WHAT IS BEING ASKED: Check each line of the entries for "sections" and report the ones that have it.

EXERCISE MATERIAL:
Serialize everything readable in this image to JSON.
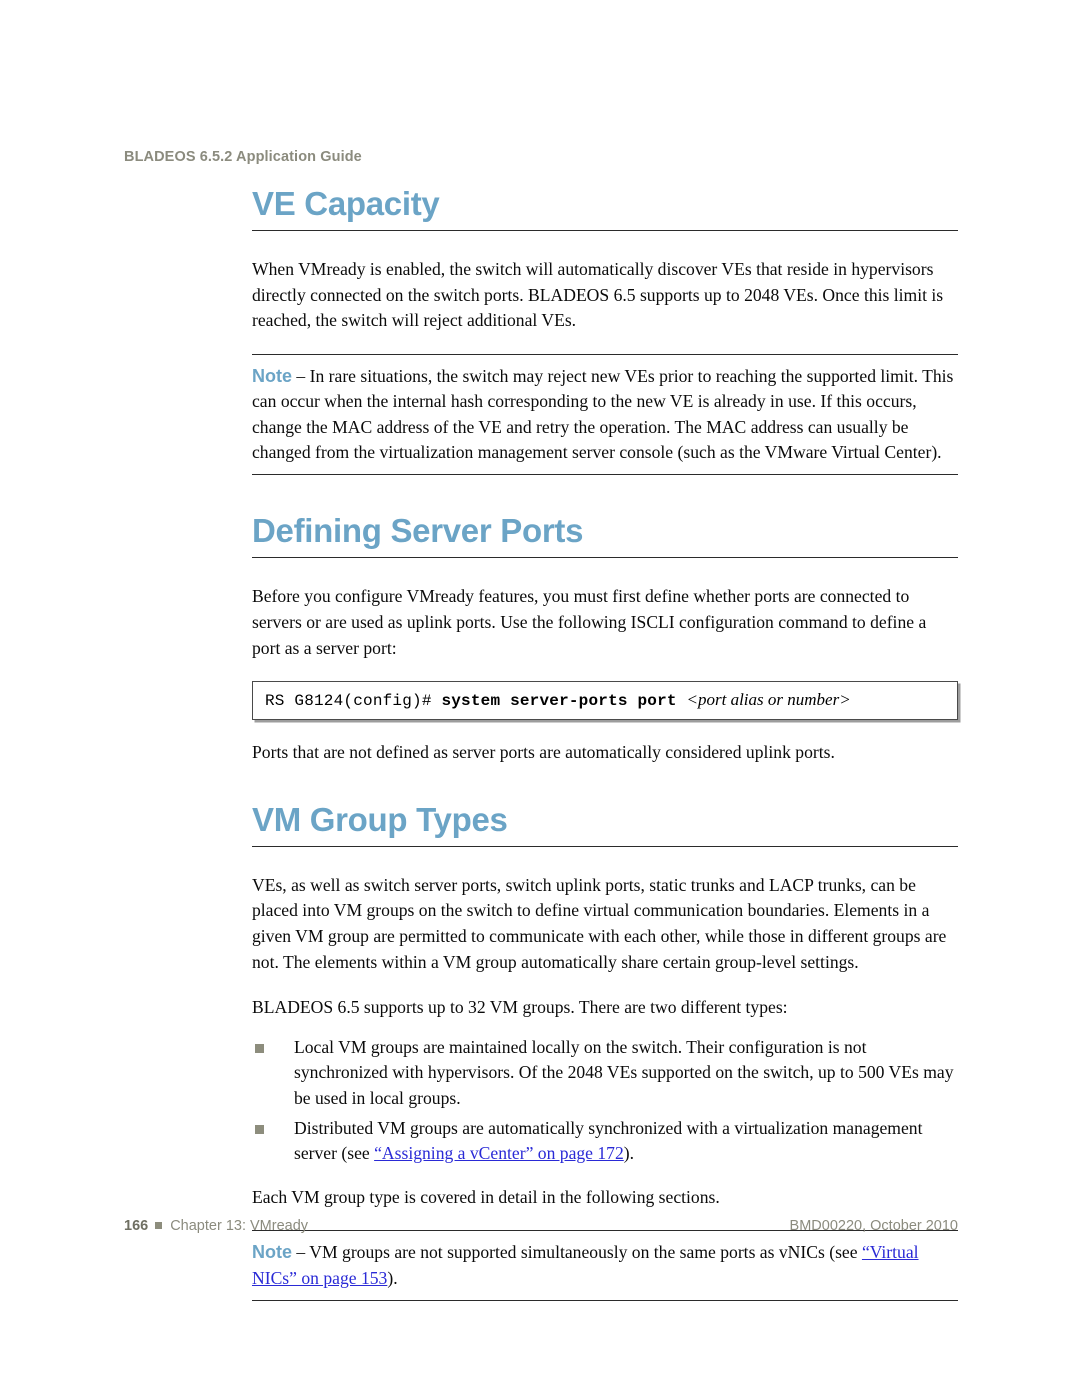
{
  "header": {
    "running_title": "BLADEOS 6.5.2 Application Guide"
  },
  "sections": [
    {
      "id": "ve-capacity",
      "title": "VE Capacity",
      "paragraph": "When VMready is enabled, the switch will automatically discover VEs that reside in hypervisors directly connected on the switch ports. BLADEOS 6.5 supports up to 2048 VEs. Once this limit is reached, the switch will reject additional VEs."
    },
    {
      "id": "defining-server-ports",
      "title": "Defining Server Ports",
      "paragraph": "Before you configure VMready features, you must first define whether ports are connected to servers or are used as uplink ports. Use the following ISCLI configuration command to define a port as a server port:",
      "trailing_paragraph": "Ports that are not defined as server ports are automatically considered uplink ports."
    },
    {
      "id": "vm-group-types",
      "title": "VM Group Types",
      "paragraph": "VEs, as well as switch server ports, switch uplink ports, static trunks and LACP trunks, can be placed into VM groups on the switch to define virtual communication boundaries. Elements in a given VM group are permitted to communicate with each other, while those in different groups are not. The elements within a VM group automatically share certain group-level settings.",
      "paragraph2": "BLADEOS 6.5 supports up to 32 VM groups. There are two different types:",
      "closing_paragraph": "Each VM group type is covered in detail in the following sections."
    }
  ],
  "notes": [
    {
      "id": "note-ve-capacity",
      "label": "Note",
      "dash": " – ",
      "text": "In rare situations, the switch may reject new VEs prior to reaching the supported limit. This can occur when the internal hash corresponding to the new VE is already in use. If this occurs, change the MAC address of the VE and retry the operation. The MAC address can usually be changed from the virtualization management server console (such as the VMware Virtual Center)."
    },
    {
      "id": "note-vm-groups",
      "label": "Note",
      "dash": " – ",
      "text_before_link": "VM groups are not supported simultaneously on the same ports as vNICs (see ",
      "link_text": "“Virtual NICs” on page 153",
      "text_after_link": ")."
    }
  ],
  "code_block": {
    "prompt": "RS G8124(config)#",
    "command": "system server-ports port",
    "argument": "<port alias or number>"
  },
  "bullets": [
    {
      "text": "Local VM groups are maintained locally on the switch. Their configuration is not synchronized with hypervisors. Of the 2048 VEs supported on the switch, up to 500 VEs may be used in local groups."
    },
    {
      "text_before_link": "Distributed VM groups are automatically synchronized with a virtualization management server (see ",
      "link_text": "“Assigning a vCenter” on page 172",
      "text_after_link": ")."
    }
  ],
  "footer": {
    "page_number": "166",
    "chapter": "Chapter 13: VMready",
    "doc_id": "BMD00220, October 2010"
  },
  "colors": {
    "heading_blue": "#6ba4c6",
    "header_gray": "#8b8b7e",
    "link_blue": "#2a2ad6",
    "bullet_square": "#8d8d7d"
  }
}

FINAL ANSWER:
  "sections": [
      "closing_paragraph": "Each VM group type is covered in detail in the following sections."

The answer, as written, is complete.